When the Sasha Banks character jumps through the ropes to the outside, she's not doing it to pop the crowd. She's doing it because an opportunity to best her opponent has presented itself. The purity of that perspective is sorely missed on the main roster; treating pro-wrestling like a shoot, respecting it and creating a consistent sport-centered story from first to final bell.
Sasha Banks and Bayley succeed in entertaining their audience because they're not transparently trying to entertain their audience. There is no self-consciousness. They don't telegraph that they're telling a story. They don't ask the viewer for permission to proceed through a promo and they don't check with the crowd to make sure everyone is having a good time. They go to work. They simply tell their stories and they tell them exceedingly well because they have honed their craft and because they clearly believe in what they're doing.
They understand that a good performance is one that doesn't seem like a performance.
And both, even at a young age, shared a similar, empowering perspective on what a woman wrestler should be.
They wrote about "female wrestlers". They did not write about "Divas". In fact, they forged arguments against the kind of booking that’s become commonplace over the past fifteen years, and that's where the true importance of these essays is revealed.

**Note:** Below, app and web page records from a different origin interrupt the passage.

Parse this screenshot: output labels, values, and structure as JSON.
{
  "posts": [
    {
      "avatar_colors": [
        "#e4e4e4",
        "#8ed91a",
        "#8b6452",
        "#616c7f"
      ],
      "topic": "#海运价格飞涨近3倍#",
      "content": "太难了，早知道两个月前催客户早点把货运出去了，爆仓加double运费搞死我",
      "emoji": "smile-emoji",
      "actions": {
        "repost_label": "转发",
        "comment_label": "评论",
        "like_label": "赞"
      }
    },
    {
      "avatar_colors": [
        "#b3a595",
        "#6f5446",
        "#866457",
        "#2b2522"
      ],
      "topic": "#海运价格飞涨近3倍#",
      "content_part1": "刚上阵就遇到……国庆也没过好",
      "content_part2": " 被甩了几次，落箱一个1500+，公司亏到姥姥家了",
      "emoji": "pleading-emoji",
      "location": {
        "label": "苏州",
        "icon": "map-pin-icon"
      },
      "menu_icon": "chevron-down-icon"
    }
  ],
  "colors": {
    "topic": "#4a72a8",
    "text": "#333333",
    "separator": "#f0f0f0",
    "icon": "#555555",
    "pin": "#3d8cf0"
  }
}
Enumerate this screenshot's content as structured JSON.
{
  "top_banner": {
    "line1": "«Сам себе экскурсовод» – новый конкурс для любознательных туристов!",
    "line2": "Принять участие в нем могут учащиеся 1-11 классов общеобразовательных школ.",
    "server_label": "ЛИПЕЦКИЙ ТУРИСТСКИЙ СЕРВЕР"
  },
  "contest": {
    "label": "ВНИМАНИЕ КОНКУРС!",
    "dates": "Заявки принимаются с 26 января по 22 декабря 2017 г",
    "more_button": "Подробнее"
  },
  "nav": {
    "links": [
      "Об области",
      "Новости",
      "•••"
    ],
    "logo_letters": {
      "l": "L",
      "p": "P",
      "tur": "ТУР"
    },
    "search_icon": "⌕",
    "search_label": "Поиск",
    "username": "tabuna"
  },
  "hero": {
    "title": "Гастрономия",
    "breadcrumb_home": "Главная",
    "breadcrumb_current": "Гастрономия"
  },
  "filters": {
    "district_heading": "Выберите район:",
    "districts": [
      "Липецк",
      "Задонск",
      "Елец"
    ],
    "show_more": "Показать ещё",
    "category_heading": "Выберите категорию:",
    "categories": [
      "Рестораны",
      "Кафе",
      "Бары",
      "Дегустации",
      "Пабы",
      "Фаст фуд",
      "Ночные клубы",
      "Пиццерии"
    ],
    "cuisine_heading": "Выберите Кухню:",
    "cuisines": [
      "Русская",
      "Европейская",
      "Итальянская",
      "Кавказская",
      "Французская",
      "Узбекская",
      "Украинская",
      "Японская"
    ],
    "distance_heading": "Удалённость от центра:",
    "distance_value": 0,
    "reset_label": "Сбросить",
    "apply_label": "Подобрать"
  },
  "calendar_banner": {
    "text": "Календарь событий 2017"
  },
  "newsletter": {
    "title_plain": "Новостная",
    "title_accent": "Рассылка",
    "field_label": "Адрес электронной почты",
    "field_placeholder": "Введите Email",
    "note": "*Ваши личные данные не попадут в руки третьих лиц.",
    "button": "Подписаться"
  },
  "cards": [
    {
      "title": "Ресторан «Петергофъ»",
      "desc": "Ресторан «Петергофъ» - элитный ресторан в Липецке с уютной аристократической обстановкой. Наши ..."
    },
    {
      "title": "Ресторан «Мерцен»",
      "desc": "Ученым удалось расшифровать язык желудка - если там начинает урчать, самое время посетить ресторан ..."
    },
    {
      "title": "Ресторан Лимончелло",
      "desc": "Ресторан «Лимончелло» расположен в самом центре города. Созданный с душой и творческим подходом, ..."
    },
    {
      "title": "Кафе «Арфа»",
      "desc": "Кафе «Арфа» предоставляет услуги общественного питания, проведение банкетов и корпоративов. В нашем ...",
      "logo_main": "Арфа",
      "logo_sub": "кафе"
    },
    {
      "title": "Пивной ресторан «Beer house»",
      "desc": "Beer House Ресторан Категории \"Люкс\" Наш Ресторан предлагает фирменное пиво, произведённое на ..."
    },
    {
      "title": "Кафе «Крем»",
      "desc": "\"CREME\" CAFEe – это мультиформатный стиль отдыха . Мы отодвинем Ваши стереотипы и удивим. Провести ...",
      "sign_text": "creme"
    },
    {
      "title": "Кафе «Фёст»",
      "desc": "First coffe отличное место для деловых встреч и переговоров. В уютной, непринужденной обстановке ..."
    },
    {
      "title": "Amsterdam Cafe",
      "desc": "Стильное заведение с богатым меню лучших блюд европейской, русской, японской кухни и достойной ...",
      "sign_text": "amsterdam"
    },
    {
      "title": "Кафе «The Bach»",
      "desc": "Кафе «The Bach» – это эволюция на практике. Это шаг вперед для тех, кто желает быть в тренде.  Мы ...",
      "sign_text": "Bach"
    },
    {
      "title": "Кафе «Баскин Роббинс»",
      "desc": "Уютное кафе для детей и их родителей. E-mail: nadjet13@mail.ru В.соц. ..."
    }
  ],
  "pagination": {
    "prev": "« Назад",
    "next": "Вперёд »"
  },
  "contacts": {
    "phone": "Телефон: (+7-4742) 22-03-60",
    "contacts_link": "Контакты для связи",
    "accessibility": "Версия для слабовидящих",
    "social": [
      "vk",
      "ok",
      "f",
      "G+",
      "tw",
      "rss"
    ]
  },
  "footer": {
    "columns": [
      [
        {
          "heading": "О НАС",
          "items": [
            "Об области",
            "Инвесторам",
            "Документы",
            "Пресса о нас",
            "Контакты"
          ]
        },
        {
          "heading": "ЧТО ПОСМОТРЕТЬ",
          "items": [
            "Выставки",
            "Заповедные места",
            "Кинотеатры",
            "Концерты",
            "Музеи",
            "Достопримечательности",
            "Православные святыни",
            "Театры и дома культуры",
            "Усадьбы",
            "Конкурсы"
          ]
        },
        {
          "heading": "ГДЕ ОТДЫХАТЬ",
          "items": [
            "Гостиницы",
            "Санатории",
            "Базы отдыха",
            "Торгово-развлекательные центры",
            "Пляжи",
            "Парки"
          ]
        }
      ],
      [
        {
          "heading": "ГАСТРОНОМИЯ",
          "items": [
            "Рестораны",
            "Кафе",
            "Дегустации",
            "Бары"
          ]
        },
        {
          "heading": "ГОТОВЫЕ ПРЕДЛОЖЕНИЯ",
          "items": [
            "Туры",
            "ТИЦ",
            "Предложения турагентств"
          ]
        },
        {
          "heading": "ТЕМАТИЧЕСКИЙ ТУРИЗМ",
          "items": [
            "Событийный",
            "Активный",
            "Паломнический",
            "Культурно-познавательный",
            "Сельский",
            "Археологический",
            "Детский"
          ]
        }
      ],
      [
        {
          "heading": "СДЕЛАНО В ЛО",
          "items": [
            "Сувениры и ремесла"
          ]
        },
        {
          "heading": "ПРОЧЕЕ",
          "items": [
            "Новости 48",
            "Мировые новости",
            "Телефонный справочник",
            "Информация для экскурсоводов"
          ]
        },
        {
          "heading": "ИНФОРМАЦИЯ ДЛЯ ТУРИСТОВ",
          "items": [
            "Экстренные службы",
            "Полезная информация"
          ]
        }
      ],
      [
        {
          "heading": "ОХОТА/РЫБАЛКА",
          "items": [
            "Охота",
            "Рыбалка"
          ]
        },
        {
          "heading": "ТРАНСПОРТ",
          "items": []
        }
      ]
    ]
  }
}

This insight into their lives isn't just cute or heartwarming or inspiring.
These essays are a testament to our need for credible heroes.
Sasha and Bayley responded to the sincerity they saw in their female and male role models. They were inspired by the depth of the professional wrestling craft. They were inspired by powerful women and men who were booked in a way that celebrated that power rather than undermined it.
And now they are two of the best professional wrestlers in the business. That's not a coincidence.
Does Bayley and Sasha Banks become the Bayley and Sasha Banks we know and love if little-Sasha and little-Bayley had been trained to think they weren't worth more than five minutes of screentime?
Today, Sasha Banks and Bayley have achieved even more than the goals they've outlined in their essays.
They've become role models not unlike the ones who inspired them; without the common-sense, superb NXT-booking that has provided these talented women with the freedom and support they needed to get over in the hearts and minds of wrestling fans, that doesn't necessarily happen.
If the booker doesn't create an environment where talents are free to embrace their truest selves and encouraged to tell captivating stories in the ring, no one gets over and no one gets inspired.
If we do not provide Picasso a museum to preserve and showcase his masterpiece, then we don't find out about Picasso's genius and Picasso's genius isn't passed on to the next generation.
The WWE would be wise to heed the implied message of these essays: to continue on the company's present path where "catfights" and "five minute matches" and a lack of narrative substance remain commonplace on the main roster is to actively deny future generations the heroes they need and deserve.
The stakes could not be higher.
The future rests firmly on the WWE's shoulders to right whatever wrongs remain with regard to women's wrestling, to listen to intelligent, modernday-minds, and to celebrate the power of their female roster in a manner befitting their excellence.
We don’t want children who think being a women’s wrestler means nothing more than wearing a skimpy outfit and rolling around in the ring whilst pulling hair for five minutes. We don't want children who believe vapidity and misogyny are to be celebrated.
We want our children to write about honor and respect.
We want our children to believe in something honest and true.
We want our children to find good heroes.
In Sasha Banks and Bayley, they have found those good heroes.
We all have.